Did you go to school to study photography?

I majored in Theatre and Sociology for my first degree, and later got a first class in Graphic Design. In some ways, photography came up with the modules but I never did receive formal training. You pick up nuances as you shoot.

How long have you been a photographer? Professionally, 3 years.

How would you describe your style? Evolving! Depending on the type of shoot, the climate, the mood. I always seek a judgement/a personal interpretation of the situation, while documenting it. Essentially, the photographer can choose what to see, and how to see it. With wedding imagery, I tend to pull away from the ‘hard-truths journalistic style’, moving towards romanticism, and yes, closer to fine-art while at the same time, journalism.

What type of cameras do you shoot with? Two Nikon D700s. It’s important and only fair for clients that a photographer shoots with a back-up camera body. Important occasions demand royal treatment. Recently, I’m also using the Nikon D3s. Its high ISO capabilities, of up to ISO 12500, can record images my eyes hardly see.

What is your favourite photography accessory, other than your camera? The ability to make my clients feel at ease. It can make or break a picture.

If you had to choose one lens which one would it be and why?

The Nikon 50mm F1.4. This nifty little piece of glass is good for portraits, close-ups, works well on the street, and if you move away from the subject it can also capture landscape at an appropriate (not too wide) perspective. It is light, and can fit into a large pocket or my handbag.

Do you plan on buying any new equipment and if so what do you have your eyes on? Not at the moment. I just purchased the new Nikon 35mm F1.4. It is stunning, sharp, and I can never quite get enough of it.

Ain’t your gear too heavy for a female?

With two cameras hanging down the shoulders for 10 hours, you bet! On the job I don’t think about it but the strain comes when the work ends. Fitness is an important factor to do the job well.

What has been your most memorable assignment and why?

A pair of German expats flew me to their wedding in Sulz,in the Blackforest of Germany. I arrived a few days earlier and joined the family at their delicious home-cooked meals, cycled around the village and enjoyed the late summer. They drove to a sunflower field to get flowers and transformed their whole family garden into a gorgeous venue. It was an eye-opener how close to nature, how domestic things can be done with your own hands, as opposed to walking into a shop in Singapore with a your credit card to purchase all our wedding supplies.

What do you feel is the most challenging thing about photographing weddings?

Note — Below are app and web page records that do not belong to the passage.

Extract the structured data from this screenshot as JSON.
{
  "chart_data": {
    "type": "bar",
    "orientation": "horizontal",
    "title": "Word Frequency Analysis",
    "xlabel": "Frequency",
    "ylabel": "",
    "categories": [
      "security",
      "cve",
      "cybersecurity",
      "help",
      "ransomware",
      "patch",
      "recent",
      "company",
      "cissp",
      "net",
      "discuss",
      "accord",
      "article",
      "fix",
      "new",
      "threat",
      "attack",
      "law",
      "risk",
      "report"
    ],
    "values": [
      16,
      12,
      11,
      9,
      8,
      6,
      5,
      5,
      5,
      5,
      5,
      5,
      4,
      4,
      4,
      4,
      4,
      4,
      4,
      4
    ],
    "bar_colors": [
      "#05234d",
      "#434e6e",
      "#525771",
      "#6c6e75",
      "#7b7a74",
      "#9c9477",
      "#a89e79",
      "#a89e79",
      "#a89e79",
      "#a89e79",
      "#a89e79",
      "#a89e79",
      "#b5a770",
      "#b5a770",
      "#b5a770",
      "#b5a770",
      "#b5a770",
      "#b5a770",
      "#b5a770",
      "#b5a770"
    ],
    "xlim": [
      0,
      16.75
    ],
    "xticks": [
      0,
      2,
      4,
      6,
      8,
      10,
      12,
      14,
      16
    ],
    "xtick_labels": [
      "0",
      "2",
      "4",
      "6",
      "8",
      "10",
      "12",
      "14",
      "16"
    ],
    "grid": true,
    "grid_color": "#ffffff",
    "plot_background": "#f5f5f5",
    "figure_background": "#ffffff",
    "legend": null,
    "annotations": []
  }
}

Every wedding presents different situations and is never the same, even if it is held in a familiar setting such as a particular hotel’s ballroom, a certain church or type of home. Situations, sense of space, light temperatures, emotions of people, all can change very fast with the pace of the wedding and the photographer must be alert ALL THE TIME. I second photographers who say “If you can shoot a wedding, you can shoot anything.”

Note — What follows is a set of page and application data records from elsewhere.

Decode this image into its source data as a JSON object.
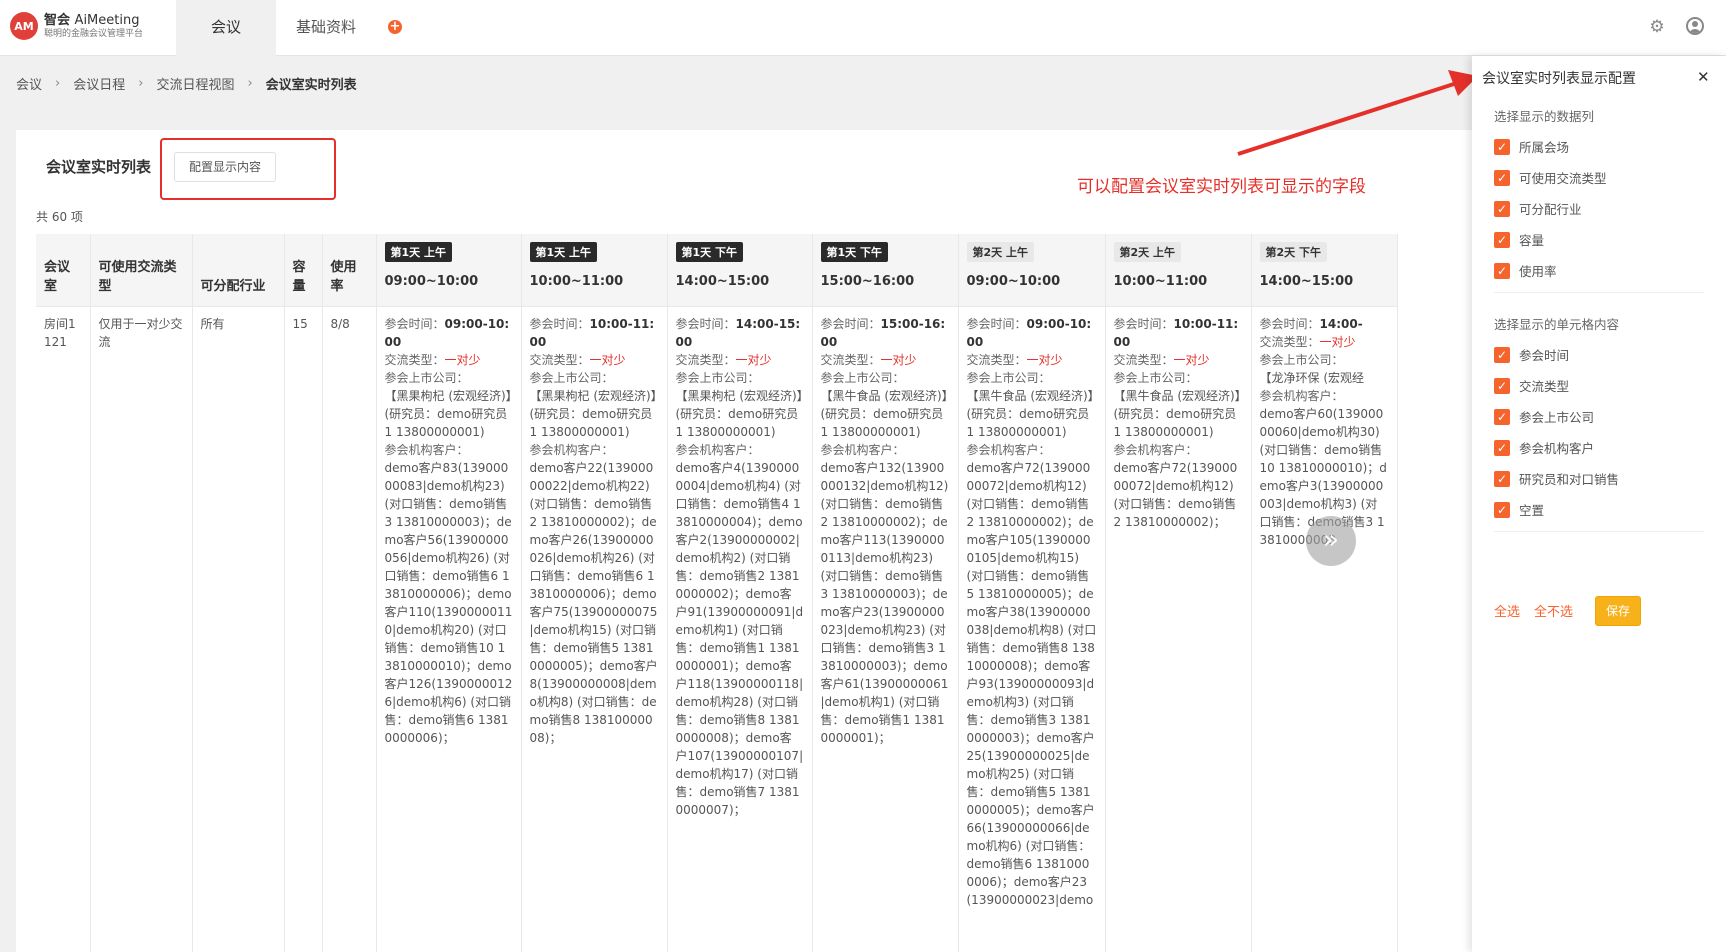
{
  "app": {
    "logo_mark": "AM",
    "name_cn": "智会",
    "name_en": "AiMeeting",
    "subtitle": "聪明的金融会议管理平台"
  },
  "nav": {
    "tabs": [
      {
        "label": "会议",
        "active": true
      },
      {
        "label": "基础资料",
        "active": false
      }
    ],
    "add_icon": "plus-circle-icon"
  },
  "header_icons": [
    "gear-icon",
    "user-icon"
  ],
  "breadcrumb": [
    "会议",
    "会议日程",
    "交流日程视图",
    "会议室实时列表"
  ],
  "page": {
    "title": "会议室实时列表",
    "config_button": "配置显示内容",
    "total": "共 60 项"
  },
  "table": {
    "headers": [
      "会议室",
      "可使用交流类型",
      "可分配行业",
      "容量",
      "使用率"
    ],
    "slots": [
      {
        "tag": "第1天 上午",
        "time": "09:00~10:00",
        "dark": true
      },
      {
        "tag": "第1天 上午",
        "time": "10:00~11:00",
        "dark": true
      },
      {
        "tag": "第1天 下午",
        "time": "14:00~15:00",
        "dark": true
      },
      {
        "tag": "第1天 下午",
        "time": "15:00~16:00",
        "dark": true
      },
      {
        "tag": "第2天 上午",
        "time": "09:00~10:00",
        "dark": false
      },
      {
        "tag": "第2天 上午",
        "time": "10:00~11:00",
        "dark": false
      },
      {
        "tag": "第2天 下午",
        "time": "14:00~15:00",
        "dark": false
      }
    ],
    "row": {
      "room": "房间1121",
      "types": "仅用于一对少交流",
      "industry": "所有",
      "capacity": "15",
      "usage": "8/8",
      "label_time": "参会时间：",
      "label_type": "交流类型：",
      "label_company": "参会上市公司：",
      "label_clients": "参会机构客户：",
      "cells": [
        {
          "time": "09:00-10:00",
          "type": "一对少",
          "company": "【黑果枸杞 (宏观经济)】(研究员：demo研究员1 13800000001)",
          "clients": "demo客户83(13900000083|demo机构23) (对口销售：demo销售3 13810000003)；demo客户56(13900000056|demo机构26) (对口销售：demo销售6 13810000006)；demo客户110(13900000110|demo机构20) (对口销售：demo销售10 13810000010)；demo客户126(13900000126|demo机构6) (对口销售：demo销售6 13810000006)；"
        },
        {
          "time": "10:00-11:00",
          "type": "一对少",
          "company": "【黑果枸杞 (宏观经济)】(研究员：demo研究员1 13800000001)",
          "clients": "demo客户22(13900000022|demo机构22) (对口销售：demo销售2 13810000002)；demo客户26(13900000026|demo机构26) (对口销售：demo销售6 13810000006)；demo客户75(13900000075|demo机构15) (对口销售：demo销售5 13810000005)；demo客户8(13900000008|demo机构8) (对口销售：demo销售8 13810000008)；"
        },
        {
          "time": "14:00-15:00",
          "type": "一对少",
          "company": "【黑果枸杞 (宏观经济)】(研究员：demo研究员1 13800000001)",
          "clients": "demo客户4(13900000004|demo机构4) (对口销售：demo销售4 13810000004)；demo客户2(13900000002|demo机构2) (对口销售：demo销售2 13810000002)；demo客户91(13900000091|demo机构1) (对口销售：demo销售1 13810000001)；demo客户118(13900000118|demo机构28) (对口销售：demo销售8 13810000008)；demo客户107(13900000107|demo机构17) (对口销售：demo销售7 13810000007)；"
        },
        {
          "time": "15:00-16:00",
          "type": "一对少",
          "company": "【黑牛食品 (宏观经济)】(研究员：demo研究员1 13800000001)",
          "clients": "demo客户132(13900000132|demo机构12) (对口销售：demo销售2 13810000002)；demo客户113(13900000113|demo机构23) (对口销售：demo销售3 13810000003)；demo客户23(13900000023|demo机构23) (对口销售：demo销售3 13810000003)；demo客户61(13900000061|demo机构1) (对口销售：demo销售1 13810000001)；"
        },
        {
          "time": "09:00-10:00",
          "type": "一对少",
          "company": "【黑牛食品 (宏观经济)】(研究员：demo研究员1 13800000001)",
          "clients": "demo客户72(13900000072|demo机构12) (对口销售：demo销售2 13810000002)；demo客户105(13900000105|demo机构15) (对口销售：demo销售5 13810000005)；demo客户38(13900000038|demo机构8) (对口销售：demo销售8 13810000008)；demo客户93(13900000093|demo机构3) (对口销售：demo销售3 13810000003)；demo客户25(13900000025|demo机构25) (对口销售：demo销售5 13810000005)；demo客户66(13900000066|demo机构6) (对口销售：demo销售6 13810000006)；demo客户23(13900000023|demo"
        },
        {
          "time": "10:00-11:00",
          "type": "一对少",
          "company": "【黑牛食品 (宏观经济)】(研究员：demo研究员1 13800000001)",
          "clients": "demo客户72(13900000072|demo机构12) (对口销售：demo销售2 13810000002)；"
        },
        {
          "time": "14:00-",
          "type": "一对少",
          "company": "【龙净环保 (宏观经",
          "clients": "demo客户60(13900000060|demo机构30) (对口销售：demo销售10 13810000010)；demo客户3(13900000003|demo机构3) (对口销售：demo销售3 13810000003"
        }
      ]
    }
  },
  "annotation": {
    "text": "可以配置会议室实时列表可显示的字段",
    "color": "#e5302a"
  },
  "panel": {
    "title": "会议室实时列表显示配置",
    "close_icon": "close-icon",
    "section1_title": "选择显示的数据列",
    "columns": [
      "所属会场",
      "可使用交流类型",
      "可分配行业",
      "容量",
      "使用率"
    ],
    "section2_title": "选择显示的单元格内容",
    "cell_items": [
      "参会时间",
      "交流类型",
      "参会上市公司",
      "参会机构客户",
      "研究员和对口销售",
      "空置"
    ],
    "select_all": "全选",
    "select_none": "全不选",
    "save": "保存"
  },
  "colors": {
    "accent": "#f5642d",
    "save": "#f7b21b",
    "highlight_red": "#e5302a"
  }
}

Can you share some images with us from a single wedding?




Can you share some of your personal work?

Here is an image I worked on in Berlin.